Har Bell Heritage Hero Athlete - Mickey Owen
To many an Ozarks' sports fan, the baseball career of native son Mickey Owen is summed up in a single play. A passed ball on a third strike during the 1941 World Series that some believe robbed him, his teammates and their fans of a championship title. But in the life of Mickey Owen there was much more. So much more.
Born April 4, 1916 in Nixa, Missouri, Owen's remarkable and colorful professional life as a big league catcher began in 1937 when he broke in with the St. Louis Cardinals and roamed the fields there with the likes of Frankie Frisch, Johnny Mize and Dizzy Dean. He would spend three seasons in the Redbird uniform before a trade in 1940 saw him pack his bags and head to the Big Apple, joining the famed Brooklyn Dodgers. It was during his stint with Brooklyn that Owen's most famous, or infamous moment occurred.
It was game four of the '41 World Series with the Dodgers railing the rival New York Yankees two games to one in the best-of-seven finale. With the Dodgers leading 3-2 in the top of the ninth inning, New York's Tommy Henrich was at the plate and faced a 3-and-2 count by Brooklyn pitcher Hugh Casey. Henrich swung and missed at the offering, but Owen was unable to hold onto the pitch, it scooted away and Henrich reached first base safely. The Yankees then went on to tally four runs and gained a 7-4 victory and a 3-1 edge in the Series. They then captured the championship with another win in game five.
For Mickey Owen, it was the moment that unfortunately defined his baseball career. Never mind that earlier that same season he had established a baseball record for most errorless chances by a catcher with 508 perfect attempts, it was that World Series passed ball that would follow him. He did however press on and remained with Brooklyn through the 1945 season, then answered his country's call to serve during World War II. Following his discharge from the military in 1946, Owen expected to return to Brooklyn, but the Dodgers had other ideas. Unable to come to terms on a contract with them, Owen became one of a handful of big league players that opted for bigger money in the wildcat Mexican League. That decision nearly proved fatal to Owen's baseball career. Baseball Commissioner A.B. Chandler, bitter at the move made by those individuals, placed a five-year ban from major league participation on Owen and the others. A ban that would keep him out of the game until 1949, when Chandler modified the penalty.
Mickey Owen got back in the game, spent time with the Chicago Cubs and Boston Red Sox before ending his career in 1955. He would later serve as a big league scout and ultimately returned to the Ozarks where he opened the highly successful Mickey Owen Baseball School near Miller, Missouri. That move kept him close to the game, even, when in 1964 he made a career shift and entered politics. At the urging of friends, Owen ran for Greene County sheriff that year and won. He would serve 16 years in that capacity and later embarked on a highly publicized, but unsuccessful bid to become Lt. Governor of Missouri, cris-crossing the state by foot and jogging to draw attention to his campaign.
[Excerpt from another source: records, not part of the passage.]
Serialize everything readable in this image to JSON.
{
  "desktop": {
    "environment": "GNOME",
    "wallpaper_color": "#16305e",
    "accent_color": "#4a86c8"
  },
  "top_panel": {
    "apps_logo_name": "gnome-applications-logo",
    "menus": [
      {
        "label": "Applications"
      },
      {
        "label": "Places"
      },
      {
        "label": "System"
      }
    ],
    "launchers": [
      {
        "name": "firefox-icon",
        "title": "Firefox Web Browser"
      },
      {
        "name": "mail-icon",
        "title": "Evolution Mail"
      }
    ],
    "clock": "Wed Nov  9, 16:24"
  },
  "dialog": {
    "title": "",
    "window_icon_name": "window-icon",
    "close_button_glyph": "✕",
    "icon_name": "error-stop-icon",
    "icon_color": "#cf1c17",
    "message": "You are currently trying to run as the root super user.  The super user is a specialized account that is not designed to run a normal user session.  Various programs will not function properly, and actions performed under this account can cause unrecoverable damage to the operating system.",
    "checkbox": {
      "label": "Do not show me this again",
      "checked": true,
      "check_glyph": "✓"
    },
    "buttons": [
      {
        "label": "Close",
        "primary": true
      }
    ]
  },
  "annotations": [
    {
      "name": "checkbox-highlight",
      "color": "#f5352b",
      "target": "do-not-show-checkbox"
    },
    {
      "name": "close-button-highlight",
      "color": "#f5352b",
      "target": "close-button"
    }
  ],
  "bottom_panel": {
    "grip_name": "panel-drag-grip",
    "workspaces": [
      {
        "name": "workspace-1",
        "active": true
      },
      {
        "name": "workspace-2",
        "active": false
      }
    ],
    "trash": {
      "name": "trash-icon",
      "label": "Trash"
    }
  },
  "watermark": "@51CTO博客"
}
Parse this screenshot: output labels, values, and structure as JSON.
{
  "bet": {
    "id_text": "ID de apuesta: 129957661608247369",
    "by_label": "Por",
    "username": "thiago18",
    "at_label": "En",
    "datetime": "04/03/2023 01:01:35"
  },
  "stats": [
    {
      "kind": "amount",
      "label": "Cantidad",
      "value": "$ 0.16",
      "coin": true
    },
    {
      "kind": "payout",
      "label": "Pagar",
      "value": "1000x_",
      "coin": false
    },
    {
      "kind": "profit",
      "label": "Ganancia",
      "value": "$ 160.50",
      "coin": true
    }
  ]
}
In the October 1999 Big Sports issue, when we reflected back on many of the great names that have been scattered over the Ozarks' sports scene during this century, it was most rewarding to single out an athlete, a sportsman if you will, that may have been the area's greatest sports ambassador -- Mickey Owen, October 1999's Heritage Hero.